While I think contrast ratio can be a bogus stat, 29,000:1 is a considerable number and I don’t see the picture being poor considering I’ve seen many Philips in action and they are good panels. So, the contrast ratio stat gets a thumbs up from me.
I almost forgot, the bonus in buying this TV from CostCo is that the manufacturer’s warranty is doubled – a feature CostCo has that I like.
Note to readers: The rebate expires on June 1, 2008, so it is likely it’s no longer offered. But, you never know. A new one could be out there or this one could’ve been extended.
On Friday, I believe my aunt ended up buying the television online. But, before she did she was able, along with my Mom, to talk my Aunt Jenny into possibly buying one. This led to a dark conversation about DTV converter boxes, antenna usage, high definition programming and a near spoiled Grey’s Anatomy season finale for my Mom.
Basically, my Aunt Jenny wanted a HDTV but didn’t want to purchase a HD-premium subscription from her cable provider. She needed to use an antenna but she didn’t want to install one. She lives in a rural area so I’m not sure an indoor model would be effective.
She thought she needed a DTV converter box but those are only needed when converting digital signals to an analog television. The Philips in question has a built-in digital (ATSC) tuner so the converter box is not needed (unless she wants to record on VCR). That is another issue for another discussion.
As for Grey’s Anatomy, my Mom was recording it on DVR but my Uncle John and Aunt Susan were watching it. But, this episode was the repeat of the finale. My aunt and uncle actually saw the finale the night before. We were, by chance, using ABC to switch between HD and analog to show my Aunt Jenny the improved picture of high definition.
In hindsight we could’ve changed the channel, but then what would my Mom have had to scream about? I don’t know if my Aunt Jenny bought the Philips TV because I left for Detroit on Saturday before the purchase was final.

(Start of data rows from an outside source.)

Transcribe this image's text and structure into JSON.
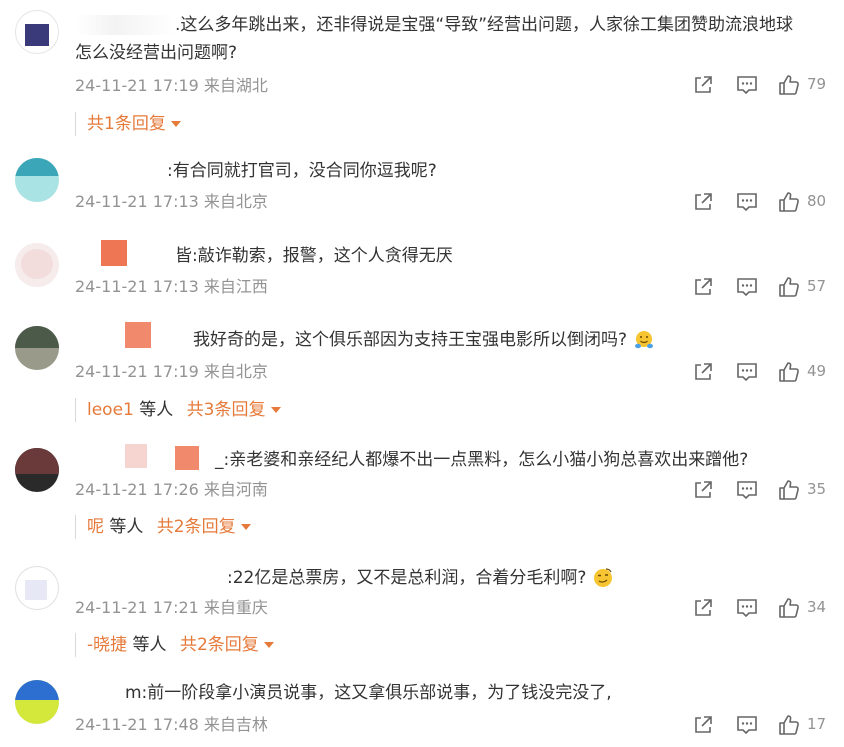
{
  "comments": [
    {
      "text_line1": ".这么多年跳出来，还非得说是宝强“导致”经营出问题，人家徐工集团赞助流浪地球",
      "text_line2": "怎么没经营出问题啊?",
      "meta": "24-11-21 17:19 来自湖北",
      "likes": "79",
      "replies": {
        "users": "",
        "label": "共1条回复"
      }
    },
    {
      "text_line1": ":有合同就打官司，没合同你逗我呢?",
      "meta": "24-11-21 17:13 来自北京",
      "likes": "80"
    },
    {
      "text_line1": "皆:敲诈勒索，报警，这个人贪得无厌",
      "meta": "24-11-21 17:13 来自江西",
      "likes": "57"
    },
    {
      "text_line1": "我好奇的是，这个俱乐部因为支持王宝强电影所以倒闭吗?",
      "meta": "24-11-21 17:19 来自北京",
      "likes": "49",
      "replies": {
        "user_a": "leo",
        "user_b": "e1",
        "others": "等人",
        "label": "共3条回复"
      }
    },
    {
      "text_line1": "_:亲老婆和亲经纪人都爆不出一点黑料，怎么小猫小狗总喜欢出来蹭他?",
      "meta": "24-11-21 17:26 来自河南",
      "likes": "35",
      "replies": {
        "user_a": "",
        "user_b": "呢",
        "others": "等人",
        "label": "共2条回复"
      }
    },
    {
      "text_line1": ":22亿是总票房，又不是总利润，合着分毛利啊?",
      "meta": "24-11-21 17:21 来自重庆",
      "likes": "34",
      "replies": {
        "user_a": "-晓捷",
        "user_b": "",
        "others": "等人",
        "label": "共2条回复"
      }
    },
    {
      "text_line1": "m:前一阶段拿小演员说事，这又拿俱乐部说事，为了钱没完没了,",
      "meta": "24-11-21 17:48 来自吉林",
      "likes": "17"
    }
  ],
  "icons": {
    "share": "share-icon",
    "comment": "comment-icon",
    "like": "like-icon"
  },
  "colors": {
    "accent": "#e57a3a",
    "meta": "#939393",
    "text": "#333333"
  }
}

On Saturday night I stayed at the Motor City Casino. This was a great time to be in Detroit.
The Red Wings played the Penguins in game 1 of the Stanley Cup Finals (hockey), the Pistons played the Celtics in game 3 of the NBA Eastern Conference Finals and the Detroit Electronic Music Festival was going on. I went to see the Tigers play the Twins at Comerica Park. Detroit won 19-3.
While my gaming experience met a significant buzz kill when I found out that Michigan casinos didn’t offer free drinks, the hotel rooms were beautiful and outfitted with Panasonic flat panels LCD HDTVs.
Now, the hotel just needs to subscribe to a HD-feed so we can watch high definition television from the comfort of our bed covered with 300-thread count sheets and padded head boards.
My lasting point on HDTVs at the Motor City Casino is that they are just one of the few hotels, motels and resorts that have converted to flat panel TVs in the rooms. I’m sure more will follow in the coming year but this is one thing to consider when making reservations for your next vacation – will the hotel have HD or not? Will prices be higher as a result?
In the end, I didn’t really watch TV much in my room – just when getting ready and going to sleep. If they had HD, you never know. I might have stayed in my room instead of losing at the tables and the bar.